Of course, the secrecy provided by smartphones and our “always-on” communication culture makes it easier than ever before to emotionally cheat. It’s important to define in your prenup clause what exactly constitutes cheating, and consider how you will be able to prove it to a court. While some may consider a spouse’s night out at the strip club cheating, others may only consider full-fledged sexual relations with another individual cheating – exact definition in the legal document is key. When it comes to proving infidelity, witness accounts might not be enough, in order to properly put a cheating clause to use, you may have to prove infidelity with images, text message records, phone call recordings, etc.
While infidelity may be difficult to prove, the good news is that many cheating spouses will not put up enough of a fight to ever reach the point of having to prove infidelity. Many cheating individuals will not want their dirty laundry aired in public court proceedings, so they will be less likely to challenge the prenup/their spouse. Along these same lines, lifestyle clauses can be trickier to enforce in a court of law than finance-related clauses. For example, the state of California will typically not enforce lifestyle clauses… despite the fact that most celebrities include them in their prenups. However, a prenup is in many ways an emotional document, and there is power that exists in these clauses beyond the legal enforceability.
Prenups are undoubtedly a practical, forward-thinking tool for financial management
In fact, one of the best things about prenups is their ability to force couples to discuss finances early on in the relationship.
It has been proven that couples who discuss finances more often are happier, and benefit from more satisfying marriages. Likewise, couples who institute cheating clauses must facilitate discussions surrounding infidelity head-on, which means they will talk about expectations in the marriage and their feelings in a way that is straightforward and honest. While the conversation can feel a tad awkward, it is assuredly healthier to enter a marriage with expectations out on the table, so that both spouses know what to expect.
HelloPrenup is the first online service that makes obtaining a prenuptial agreement simple, affordable and efficient. Explore our “About Us” page to learn more. Explore HelloPrenup’s “FAQ”, “About Us”, and “How It Works” pages to gain a better understanding of how prenups work, what they can and cannot include, HelloPrenup’s creation process, and why we are the clear choice when it comes to drafting your prenup efficiently, at a fair price, and in way that will empower your relationship.

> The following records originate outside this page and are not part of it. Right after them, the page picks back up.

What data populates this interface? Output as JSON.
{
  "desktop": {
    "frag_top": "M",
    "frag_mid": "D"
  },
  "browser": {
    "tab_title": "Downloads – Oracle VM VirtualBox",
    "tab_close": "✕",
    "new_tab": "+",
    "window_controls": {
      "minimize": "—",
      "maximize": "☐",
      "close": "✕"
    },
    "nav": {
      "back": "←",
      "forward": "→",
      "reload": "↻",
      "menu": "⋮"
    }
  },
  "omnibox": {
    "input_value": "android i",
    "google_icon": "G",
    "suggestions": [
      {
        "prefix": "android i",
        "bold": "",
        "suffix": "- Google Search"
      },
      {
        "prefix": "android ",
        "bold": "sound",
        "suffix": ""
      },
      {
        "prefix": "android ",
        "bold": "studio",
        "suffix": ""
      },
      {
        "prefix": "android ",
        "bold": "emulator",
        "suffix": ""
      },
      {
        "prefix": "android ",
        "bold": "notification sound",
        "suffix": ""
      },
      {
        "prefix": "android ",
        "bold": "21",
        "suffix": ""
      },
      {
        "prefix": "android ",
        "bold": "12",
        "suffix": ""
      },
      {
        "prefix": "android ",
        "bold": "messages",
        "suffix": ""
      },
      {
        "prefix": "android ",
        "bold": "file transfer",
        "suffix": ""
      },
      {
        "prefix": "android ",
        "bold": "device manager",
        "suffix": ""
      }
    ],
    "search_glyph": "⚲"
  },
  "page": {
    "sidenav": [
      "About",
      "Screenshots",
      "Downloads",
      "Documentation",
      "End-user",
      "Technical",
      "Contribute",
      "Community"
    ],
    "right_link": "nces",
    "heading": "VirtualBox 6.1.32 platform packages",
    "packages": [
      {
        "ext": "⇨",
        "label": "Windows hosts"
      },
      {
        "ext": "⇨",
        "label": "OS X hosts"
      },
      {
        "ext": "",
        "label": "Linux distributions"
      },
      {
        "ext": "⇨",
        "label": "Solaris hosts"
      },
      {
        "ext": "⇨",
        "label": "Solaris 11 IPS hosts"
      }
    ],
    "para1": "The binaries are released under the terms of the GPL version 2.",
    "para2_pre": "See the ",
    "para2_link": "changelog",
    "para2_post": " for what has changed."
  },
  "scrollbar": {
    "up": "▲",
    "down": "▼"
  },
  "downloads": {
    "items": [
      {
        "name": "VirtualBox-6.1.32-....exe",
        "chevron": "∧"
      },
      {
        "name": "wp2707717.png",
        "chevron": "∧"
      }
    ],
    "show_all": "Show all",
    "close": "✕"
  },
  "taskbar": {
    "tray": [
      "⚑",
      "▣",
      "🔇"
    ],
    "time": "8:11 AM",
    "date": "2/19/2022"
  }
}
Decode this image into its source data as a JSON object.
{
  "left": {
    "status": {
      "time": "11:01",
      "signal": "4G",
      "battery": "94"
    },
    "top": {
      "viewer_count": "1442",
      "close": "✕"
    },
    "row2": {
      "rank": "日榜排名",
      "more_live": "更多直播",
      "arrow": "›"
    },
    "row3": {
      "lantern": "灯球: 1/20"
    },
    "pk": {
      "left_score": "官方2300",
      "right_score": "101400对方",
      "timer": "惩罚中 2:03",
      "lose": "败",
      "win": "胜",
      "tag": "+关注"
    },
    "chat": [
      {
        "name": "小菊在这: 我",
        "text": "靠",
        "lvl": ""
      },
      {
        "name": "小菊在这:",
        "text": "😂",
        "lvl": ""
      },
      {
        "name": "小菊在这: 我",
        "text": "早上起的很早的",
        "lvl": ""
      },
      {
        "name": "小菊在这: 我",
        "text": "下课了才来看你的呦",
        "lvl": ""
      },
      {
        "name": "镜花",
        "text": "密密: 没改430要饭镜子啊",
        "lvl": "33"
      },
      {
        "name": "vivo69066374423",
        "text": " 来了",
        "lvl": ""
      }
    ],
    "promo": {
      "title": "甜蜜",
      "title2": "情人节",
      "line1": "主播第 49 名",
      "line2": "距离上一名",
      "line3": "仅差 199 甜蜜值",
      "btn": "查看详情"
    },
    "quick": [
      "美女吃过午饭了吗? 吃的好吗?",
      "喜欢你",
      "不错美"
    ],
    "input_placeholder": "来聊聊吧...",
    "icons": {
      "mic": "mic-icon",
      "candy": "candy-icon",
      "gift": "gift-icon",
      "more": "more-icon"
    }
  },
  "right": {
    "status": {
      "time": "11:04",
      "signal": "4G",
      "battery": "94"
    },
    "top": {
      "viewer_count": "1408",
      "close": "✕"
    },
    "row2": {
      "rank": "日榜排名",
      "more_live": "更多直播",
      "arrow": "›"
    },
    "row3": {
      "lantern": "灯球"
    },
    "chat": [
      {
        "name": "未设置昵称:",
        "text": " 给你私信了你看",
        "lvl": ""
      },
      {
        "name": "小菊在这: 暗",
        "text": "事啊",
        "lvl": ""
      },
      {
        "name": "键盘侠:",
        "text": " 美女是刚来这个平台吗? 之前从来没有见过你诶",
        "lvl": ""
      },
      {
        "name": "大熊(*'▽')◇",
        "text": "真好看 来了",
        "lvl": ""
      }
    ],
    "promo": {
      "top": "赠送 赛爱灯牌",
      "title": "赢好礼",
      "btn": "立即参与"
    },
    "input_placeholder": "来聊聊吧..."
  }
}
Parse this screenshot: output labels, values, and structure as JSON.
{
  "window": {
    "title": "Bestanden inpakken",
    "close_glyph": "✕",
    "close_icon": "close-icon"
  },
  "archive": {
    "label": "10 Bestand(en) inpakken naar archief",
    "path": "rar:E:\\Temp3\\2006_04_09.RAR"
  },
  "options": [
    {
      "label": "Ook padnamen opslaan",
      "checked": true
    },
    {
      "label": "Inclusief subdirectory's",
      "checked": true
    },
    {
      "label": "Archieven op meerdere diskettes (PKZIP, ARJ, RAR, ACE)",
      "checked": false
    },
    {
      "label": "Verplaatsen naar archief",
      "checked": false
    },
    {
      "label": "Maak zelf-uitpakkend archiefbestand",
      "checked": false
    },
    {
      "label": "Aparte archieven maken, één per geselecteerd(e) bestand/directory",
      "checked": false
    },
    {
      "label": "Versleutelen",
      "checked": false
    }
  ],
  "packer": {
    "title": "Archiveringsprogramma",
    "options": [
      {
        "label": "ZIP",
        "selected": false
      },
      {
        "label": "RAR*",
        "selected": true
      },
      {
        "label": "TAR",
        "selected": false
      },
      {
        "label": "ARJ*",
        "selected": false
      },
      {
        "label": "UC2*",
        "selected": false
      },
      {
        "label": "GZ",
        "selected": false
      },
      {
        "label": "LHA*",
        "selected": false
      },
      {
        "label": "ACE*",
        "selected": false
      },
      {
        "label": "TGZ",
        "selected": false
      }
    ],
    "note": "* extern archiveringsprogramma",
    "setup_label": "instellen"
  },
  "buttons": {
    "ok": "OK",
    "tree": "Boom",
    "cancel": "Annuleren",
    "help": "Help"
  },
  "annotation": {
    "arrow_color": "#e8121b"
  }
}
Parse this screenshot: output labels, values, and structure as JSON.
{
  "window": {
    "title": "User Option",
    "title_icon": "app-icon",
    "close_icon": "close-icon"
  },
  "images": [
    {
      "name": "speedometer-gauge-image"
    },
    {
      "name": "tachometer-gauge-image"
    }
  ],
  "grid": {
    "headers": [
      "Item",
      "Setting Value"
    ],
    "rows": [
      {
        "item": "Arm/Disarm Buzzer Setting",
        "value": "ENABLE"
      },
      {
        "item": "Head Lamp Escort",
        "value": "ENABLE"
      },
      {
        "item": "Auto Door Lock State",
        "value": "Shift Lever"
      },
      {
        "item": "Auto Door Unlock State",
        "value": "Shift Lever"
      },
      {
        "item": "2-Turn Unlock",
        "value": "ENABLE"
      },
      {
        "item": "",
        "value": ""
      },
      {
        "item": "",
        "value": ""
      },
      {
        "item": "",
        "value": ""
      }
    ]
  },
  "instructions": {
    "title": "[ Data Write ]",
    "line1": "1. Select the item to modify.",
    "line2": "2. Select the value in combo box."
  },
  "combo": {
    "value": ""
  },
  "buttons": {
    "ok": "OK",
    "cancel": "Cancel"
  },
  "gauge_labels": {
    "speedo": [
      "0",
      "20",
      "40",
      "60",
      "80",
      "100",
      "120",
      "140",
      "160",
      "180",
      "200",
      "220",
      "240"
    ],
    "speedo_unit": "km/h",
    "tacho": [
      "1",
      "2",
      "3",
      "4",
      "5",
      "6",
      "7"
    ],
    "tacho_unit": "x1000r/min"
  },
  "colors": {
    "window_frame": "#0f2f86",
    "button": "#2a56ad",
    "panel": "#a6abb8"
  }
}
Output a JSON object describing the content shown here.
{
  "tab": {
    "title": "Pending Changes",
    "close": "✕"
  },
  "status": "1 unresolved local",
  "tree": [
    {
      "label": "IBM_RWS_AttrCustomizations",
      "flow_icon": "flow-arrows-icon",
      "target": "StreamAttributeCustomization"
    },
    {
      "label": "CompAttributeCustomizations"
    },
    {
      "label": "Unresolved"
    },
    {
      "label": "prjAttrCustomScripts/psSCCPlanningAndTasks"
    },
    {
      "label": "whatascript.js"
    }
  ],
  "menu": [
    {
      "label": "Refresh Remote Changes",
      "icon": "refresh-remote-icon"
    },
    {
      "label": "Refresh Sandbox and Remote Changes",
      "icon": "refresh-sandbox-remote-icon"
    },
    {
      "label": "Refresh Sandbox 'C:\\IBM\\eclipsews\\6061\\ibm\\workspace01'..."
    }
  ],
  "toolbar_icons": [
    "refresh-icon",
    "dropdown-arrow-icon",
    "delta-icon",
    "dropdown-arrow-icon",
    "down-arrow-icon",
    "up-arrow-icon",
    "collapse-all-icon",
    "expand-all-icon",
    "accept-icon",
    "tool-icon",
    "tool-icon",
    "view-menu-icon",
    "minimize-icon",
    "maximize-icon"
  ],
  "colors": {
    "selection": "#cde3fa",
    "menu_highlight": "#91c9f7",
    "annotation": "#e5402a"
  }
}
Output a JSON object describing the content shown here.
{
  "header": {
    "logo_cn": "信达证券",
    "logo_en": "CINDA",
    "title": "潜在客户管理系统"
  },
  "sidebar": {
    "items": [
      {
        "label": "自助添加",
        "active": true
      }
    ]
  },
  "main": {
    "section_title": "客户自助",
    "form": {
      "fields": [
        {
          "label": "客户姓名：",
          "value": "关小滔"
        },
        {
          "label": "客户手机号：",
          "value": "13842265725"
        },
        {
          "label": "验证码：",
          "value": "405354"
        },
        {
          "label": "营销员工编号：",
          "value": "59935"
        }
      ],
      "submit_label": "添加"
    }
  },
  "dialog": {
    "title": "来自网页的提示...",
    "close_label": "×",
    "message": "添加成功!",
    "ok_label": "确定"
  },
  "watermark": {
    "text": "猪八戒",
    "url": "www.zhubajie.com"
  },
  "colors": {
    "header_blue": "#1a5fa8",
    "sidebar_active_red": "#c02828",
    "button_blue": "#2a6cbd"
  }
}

Julia Rodgers is HelloPrenup’s CEO and Co-Founder. She is a Massachusetts family law attorney and true believer in the value of prenuptial agreements. HelloPrenup was created with the goal of automating the prenup process, making it more collaborative, time efficient and cost effective. Julia believes that a healthy marriage is one in which couples can openly communicate about finances and life goals. You can read more about us here Questions? Reach out to Julia directly at [email protected].